I am unabashedly proud of “You Are Here,” a 9-location, simultaneous performance event I produced Downtown, funded by a microgrant from Downtown OKC Partnership and ULI Oklahoma. I wanted to show how performance can energize any location, even during a pandemic, and to highlight some of the OKC talent who blow my mind with their expression: Gregory II, Poetry & Chill; Al Bostick, Modern Day-Griot; Angie LaPaglia, Poet; Angel Little, Life-Giving Artsmith, Molly O’Connor, Performance Art; Alfonso Pule & the Groovemeant Community of Streetdancers; Stephen Salewon, singer/songwriter; Katelyn Prewitt & Emma Torres from Perpetual Motion Dance; and Nathaniel Tylor, Innate Dance, with special guests Emmanuel Salewon and Tony Tee. Passers by could sit in a single chair six feet away from the performer and voilà - people got their very own performance on the spot that reconnected them with the intimacy and immediacy of the performing arts.
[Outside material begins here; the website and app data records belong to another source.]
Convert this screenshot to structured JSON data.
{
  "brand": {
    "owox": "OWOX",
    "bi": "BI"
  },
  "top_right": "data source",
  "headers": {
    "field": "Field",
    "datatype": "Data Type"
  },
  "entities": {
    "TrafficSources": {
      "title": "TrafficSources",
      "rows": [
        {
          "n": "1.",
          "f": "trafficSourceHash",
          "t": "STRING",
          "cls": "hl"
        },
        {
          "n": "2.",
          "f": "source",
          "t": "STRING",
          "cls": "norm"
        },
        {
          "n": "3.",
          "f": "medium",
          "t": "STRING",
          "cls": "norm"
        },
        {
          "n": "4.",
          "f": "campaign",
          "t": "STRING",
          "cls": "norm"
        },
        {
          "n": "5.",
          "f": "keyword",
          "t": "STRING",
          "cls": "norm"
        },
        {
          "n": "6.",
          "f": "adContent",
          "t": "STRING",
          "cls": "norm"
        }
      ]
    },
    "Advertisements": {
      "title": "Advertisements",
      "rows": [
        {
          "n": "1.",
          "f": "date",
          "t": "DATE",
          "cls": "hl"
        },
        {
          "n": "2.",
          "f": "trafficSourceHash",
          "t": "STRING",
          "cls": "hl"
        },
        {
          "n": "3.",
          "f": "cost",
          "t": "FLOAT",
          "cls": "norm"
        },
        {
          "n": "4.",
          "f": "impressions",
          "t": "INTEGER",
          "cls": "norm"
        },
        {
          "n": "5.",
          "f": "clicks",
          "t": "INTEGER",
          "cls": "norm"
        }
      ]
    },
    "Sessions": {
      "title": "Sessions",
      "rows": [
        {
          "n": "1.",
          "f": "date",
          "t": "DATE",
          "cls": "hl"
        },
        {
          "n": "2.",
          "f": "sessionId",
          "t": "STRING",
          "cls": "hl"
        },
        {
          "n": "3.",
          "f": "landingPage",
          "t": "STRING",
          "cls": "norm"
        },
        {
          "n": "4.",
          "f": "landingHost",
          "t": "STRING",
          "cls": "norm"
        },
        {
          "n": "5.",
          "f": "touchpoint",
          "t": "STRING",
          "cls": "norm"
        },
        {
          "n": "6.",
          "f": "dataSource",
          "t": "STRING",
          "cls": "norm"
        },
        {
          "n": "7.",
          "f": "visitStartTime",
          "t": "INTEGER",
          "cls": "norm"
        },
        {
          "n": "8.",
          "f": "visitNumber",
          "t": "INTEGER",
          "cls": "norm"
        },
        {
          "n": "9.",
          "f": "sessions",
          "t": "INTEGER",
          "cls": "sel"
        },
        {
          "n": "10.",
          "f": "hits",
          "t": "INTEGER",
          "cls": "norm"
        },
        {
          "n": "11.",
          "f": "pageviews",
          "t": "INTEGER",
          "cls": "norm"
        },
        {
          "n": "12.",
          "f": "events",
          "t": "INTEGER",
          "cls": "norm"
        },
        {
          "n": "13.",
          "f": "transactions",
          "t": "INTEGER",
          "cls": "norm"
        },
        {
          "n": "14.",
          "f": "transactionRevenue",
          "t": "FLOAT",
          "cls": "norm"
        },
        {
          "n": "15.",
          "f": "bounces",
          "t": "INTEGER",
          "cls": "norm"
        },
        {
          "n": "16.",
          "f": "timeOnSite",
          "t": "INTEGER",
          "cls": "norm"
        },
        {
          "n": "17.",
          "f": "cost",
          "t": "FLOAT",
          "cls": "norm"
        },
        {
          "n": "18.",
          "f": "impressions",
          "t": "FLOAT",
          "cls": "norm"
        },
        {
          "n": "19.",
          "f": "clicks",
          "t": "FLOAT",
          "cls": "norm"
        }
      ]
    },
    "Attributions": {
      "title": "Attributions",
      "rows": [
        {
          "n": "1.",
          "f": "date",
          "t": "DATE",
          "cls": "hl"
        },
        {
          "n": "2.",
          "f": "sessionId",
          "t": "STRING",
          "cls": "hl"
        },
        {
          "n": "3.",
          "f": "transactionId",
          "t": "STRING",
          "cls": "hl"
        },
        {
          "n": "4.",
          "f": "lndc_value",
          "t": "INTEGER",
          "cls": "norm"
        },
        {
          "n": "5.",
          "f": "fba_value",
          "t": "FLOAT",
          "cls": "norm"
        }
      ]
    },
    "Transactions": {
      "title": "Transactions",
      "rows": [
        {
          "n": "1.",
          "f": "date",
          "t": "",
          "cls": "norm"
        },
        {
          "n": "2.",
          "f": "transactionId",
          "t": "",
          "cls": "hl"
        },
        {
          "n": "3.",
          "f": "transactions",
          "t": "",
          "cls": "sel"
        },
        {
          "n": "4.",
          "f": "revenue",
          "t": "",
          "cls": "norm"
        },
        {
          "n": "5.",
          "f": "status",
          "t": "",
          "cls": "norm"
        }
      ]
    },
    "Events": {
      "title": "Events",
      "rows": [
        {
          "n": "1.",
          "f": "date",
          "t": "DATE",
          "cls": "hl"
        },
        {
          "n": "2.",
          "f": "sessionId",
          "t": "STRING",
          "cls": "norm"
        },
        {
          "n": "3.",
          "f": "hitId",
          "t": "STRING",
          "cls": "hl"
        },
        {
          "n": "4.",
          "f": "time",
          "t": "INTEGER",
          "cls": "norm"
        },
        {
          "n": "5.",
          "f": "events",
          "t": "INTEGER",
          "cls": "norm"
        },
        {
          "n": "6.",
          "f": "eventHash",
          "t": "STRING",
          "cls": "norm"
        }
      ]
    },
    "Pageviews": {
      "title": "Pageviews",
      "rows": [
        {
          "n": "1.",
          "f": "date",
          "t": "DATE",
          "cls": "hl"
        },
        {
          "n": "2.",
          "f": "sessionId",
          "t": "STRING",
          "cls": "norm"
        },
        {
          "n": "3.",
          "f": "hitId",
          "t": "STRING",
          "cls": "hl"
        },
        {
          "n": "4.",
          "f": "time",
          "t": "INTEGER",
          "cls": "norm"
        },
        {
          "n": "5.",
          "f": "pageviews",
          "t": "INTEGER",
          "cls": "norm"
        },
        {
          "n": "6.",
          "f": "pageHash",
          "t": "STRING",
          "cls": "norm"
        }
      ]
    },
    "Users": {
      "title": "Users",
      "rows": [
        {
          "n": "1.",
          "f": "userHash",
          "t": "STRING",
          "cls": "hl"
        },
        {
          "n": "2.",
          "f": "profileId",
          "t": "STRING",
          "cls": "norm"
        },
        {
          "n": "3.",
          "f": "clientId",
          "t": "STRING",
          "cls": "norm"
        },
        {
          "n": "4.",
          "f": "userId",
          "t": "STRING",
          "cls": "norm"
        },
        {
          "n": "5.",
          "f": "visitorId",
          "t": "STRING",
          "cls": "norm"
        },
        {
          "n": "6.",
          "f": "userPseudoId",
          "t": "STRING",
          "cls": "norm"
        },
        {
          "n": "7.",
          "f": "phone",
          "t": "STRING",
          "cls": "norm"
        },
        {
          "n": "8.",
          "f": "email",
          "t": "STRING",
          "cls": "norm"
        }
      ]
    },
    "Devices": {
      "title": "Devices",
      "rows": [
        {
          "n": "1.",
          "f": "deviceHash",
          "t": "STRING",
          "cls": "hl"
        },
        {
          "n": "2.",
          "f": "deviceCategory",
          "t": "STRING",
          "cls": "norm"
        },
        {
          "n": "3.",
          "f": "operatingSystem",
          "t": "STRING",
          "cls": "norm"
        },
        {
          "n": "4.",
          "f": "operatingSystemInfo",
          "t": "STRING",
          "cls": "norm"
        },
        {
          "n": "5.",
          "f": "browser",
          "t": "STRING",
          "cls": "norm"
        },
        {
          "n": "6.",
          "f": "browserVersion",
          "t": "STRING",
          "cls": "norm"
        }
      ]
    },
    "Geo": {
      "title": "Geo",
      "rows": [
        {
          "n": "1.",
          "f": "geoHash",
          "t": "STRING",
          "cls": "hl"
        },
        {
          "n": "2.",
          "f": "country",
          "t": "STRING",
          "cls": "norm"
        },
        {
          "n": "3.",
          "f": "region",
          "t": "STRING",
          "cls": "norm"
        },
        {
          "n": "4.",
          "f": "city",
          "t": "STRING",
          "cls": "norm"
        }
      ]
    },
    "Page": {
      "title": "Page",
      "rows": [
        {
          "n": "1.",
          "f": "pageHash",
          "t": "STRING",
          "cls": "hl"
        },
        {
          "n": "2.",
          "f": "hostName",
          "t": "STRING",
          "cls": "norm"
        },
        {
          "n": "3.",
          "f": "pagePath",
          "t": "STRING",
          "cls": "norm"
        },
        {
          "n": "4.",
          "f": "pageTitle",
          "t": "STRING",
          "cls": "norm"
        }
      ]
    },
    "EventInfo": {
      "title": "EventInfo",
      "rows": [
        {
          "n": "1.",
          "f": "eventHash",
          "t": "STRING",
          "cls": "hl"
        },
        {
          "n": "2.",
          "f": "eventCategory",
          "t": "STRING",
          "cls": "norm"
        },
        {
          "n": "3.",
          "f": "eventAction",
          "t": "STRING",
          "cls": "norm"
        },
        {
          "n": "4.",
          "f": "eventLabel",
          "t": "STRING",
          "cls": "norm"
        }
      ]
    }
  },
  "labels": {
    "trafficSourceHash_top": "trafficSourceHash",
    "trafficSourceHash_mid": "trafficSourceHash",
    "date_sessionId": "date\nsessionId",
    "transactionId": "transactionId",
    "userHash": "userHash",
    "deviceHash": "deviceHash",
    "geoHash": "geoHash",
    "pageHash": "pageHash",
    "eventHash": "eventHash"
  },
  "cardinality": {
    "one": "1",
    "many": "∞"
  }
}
Bricktown Partnership hired us to do a mini-version in the fall, and I hope to do more. Paying performing artists, especially at a time when gigs have vanished, is one of the most satisfying feelings ever (everyone should try it)!
OKG: What has inspired you the most this year?
Poole: Community effort for the greater good has brought me to my knees with hope, awe and gratitude. My top two examples are: 1) the heartbreak-fueled solidarity, determination and power of Black Lives Matter; and 2) witnessing the selflessness, sacrifice and resiliency of workers; from healthcare to food chain, teachers to drivers and all points in between, humans that we don’t think about often enough are giving it their all to help us all carry on...and I hope we carry on by modeling the examples of service, compassion and unity that we have witnessed this year.
OKG: What has been the best thing about your 2020?
Poole: Realizing that I have the power to change long-held, inaccurate beliefs that don’t do anyone any good.
OKG: Goals for 2021?
Poole: Elevating and amplifying artistic expression in Oklahoma, expanding my idea of what’s possible for my own work, sending out the best vibes I can, and continuing my yen for delightful disruption.
OKG: First thing you want to do when it’s safe to finally do it?
Poole: A giggling and relieved mess of a dogpile with friends, just before we go to a jam-packed theater.
OKG: Anything else you’d like to add?
Poole: Despite what we see on the news, there are more honest people than greedy people in the world. Be curious about others; we’re more alike than you can imagine.